After a record-hot October, Oregon could be in for a cold, wet winter

By Jeff Thompson (OPB)
Nov. 2, 2022 8:54 p.m.

The first three weeks of October were hotter and drier than normal, then winter weather set in immediately.

Despite the cold, wet end to last month, it was still the hottest October on record for Portland.

The average high temperature, measured at Portland International Airport, was about 1.5 degrees hotter than the previous record, according to Andy Bryant with the National Weather Service.


“We also had 12 days with high temperatures of 80 degrees or more,” Bryant said, “and the previous record for the Portland Airport was six. So we didn’t just break it by a little, we broke it by a lot.”

Falled trees, stuck cars and downed power lines led to the closure of W. Burnside Rd. at NW Skyline Blvd, April 11, 2022.

Falled trees, stuck cars and downed power lines led to the closure of W. Burnside Rd. at NW Skyline Blvd, April 11, 2022.

Kristyna Wentz-Graff / OPB


He said the first three weeks of October were abnormally hot and dry, then there was a very abrupt change at the end of the month.

Bryant said the current run of cold and wet weather will continue in the Northwest through at least the next couple of weeks. Snow levels will intermittently drop, and the Cascade Mountains’ passes could see up to a foot of snow by next week.

As of Tuesday, studded tires are permitted in Oregon, and chains or traction tires are required for anybody driving over the passes. Bend and some parts of Eastern Oregon have already seen snow.

“I encourage people to be prepared,” Bryant said. “This is the time for thinking about what your plan is for winter preparedness. Because it really stinks when all of a sudden the forecast says 6 inches of snow or freezing rain, and you haven’t really done anything to get ready. Now is the time to think about that.”

For the longer-term forecast, Bryant said this will likely be the third winter in a row to see La Niña conditions.
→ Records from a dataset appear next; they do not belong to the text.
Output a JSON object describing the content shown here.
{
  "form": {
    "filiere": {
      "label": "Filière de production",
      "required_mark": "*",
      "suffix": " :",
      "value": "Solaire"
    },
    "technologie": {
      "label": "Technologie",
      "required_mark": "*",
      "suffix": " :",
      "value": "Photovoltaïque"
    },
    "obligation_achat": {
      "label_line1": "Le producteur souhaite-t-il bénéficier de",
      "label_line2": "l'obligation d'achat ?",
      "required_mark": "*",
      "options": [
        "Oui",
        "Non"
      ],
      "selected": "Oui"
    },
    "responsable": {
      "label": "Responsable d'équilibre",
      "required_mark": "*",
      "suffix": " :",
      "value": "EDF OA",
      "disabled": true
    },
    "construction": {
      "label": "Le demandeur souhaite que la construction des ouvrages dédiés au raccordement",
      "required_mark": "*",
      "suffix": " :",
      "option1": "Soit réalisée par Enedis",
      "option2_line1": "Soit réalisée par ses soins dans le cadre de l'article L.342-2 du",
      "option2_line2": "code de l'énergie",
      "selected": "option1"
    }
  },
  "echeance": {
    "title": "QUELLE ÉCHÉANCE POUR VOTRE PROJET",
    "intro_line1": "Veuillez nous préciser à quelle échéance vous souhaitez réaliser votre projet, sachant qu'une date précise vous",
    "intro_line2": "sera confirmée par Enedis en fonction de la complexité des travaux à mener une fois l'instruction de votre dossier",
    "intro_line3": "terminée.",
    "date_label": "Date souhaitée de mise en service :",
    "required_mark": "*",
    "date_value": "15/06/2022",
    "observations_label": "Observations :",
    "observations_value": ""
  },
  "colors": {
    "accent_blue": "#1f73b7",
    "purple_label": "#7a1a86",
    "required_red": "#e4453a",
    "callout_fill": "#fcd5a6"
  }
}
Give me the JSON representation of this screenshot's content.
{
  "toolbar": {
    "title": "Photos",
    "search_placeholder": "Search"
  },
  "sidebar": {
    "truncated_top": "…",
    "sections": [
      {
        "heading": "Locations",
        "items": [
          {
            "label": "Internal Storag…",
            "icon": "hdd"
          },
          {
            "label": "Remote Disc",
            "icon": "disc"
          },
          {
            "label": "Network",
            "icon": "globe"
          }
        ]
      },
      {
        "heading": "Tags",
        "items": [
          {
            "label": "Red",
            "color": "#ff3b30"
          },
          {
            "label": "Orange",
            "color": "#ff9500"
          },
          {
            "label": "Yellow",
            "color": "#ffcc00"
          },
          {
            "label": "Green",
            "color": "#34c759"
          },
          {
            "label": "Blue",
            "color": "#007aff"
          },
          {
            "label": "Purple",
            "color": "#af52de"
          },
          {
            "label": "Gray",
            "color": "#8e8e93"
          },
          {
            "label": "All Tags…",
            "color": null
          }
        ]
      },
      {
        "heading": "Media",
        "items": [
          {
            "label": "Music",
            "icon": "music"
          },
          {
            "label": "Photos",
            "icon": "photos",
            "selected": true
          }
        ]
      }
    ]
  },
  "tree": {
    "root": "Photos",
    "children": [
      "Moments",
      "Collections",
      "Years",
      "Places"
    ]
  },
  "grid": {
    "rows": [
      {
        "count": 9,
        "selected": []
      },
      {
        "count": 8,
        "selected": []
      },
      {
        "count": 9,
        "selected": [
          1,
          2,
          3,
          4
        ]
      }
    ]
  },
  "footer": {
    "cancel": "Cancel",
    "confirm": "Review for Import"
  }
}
“La Niña just means cooler than average sea surface temperatures in the equatorial Pacific, and typically the impact of that for the Pacific Northwest is cooler and wetter conditions,” he said. “I would qualify that though … We’ve seen everything ranging from warm and dry, to very cool and wet. But on the whole, the average La Niña ends up cooler and wetter than what we would see otherwise.”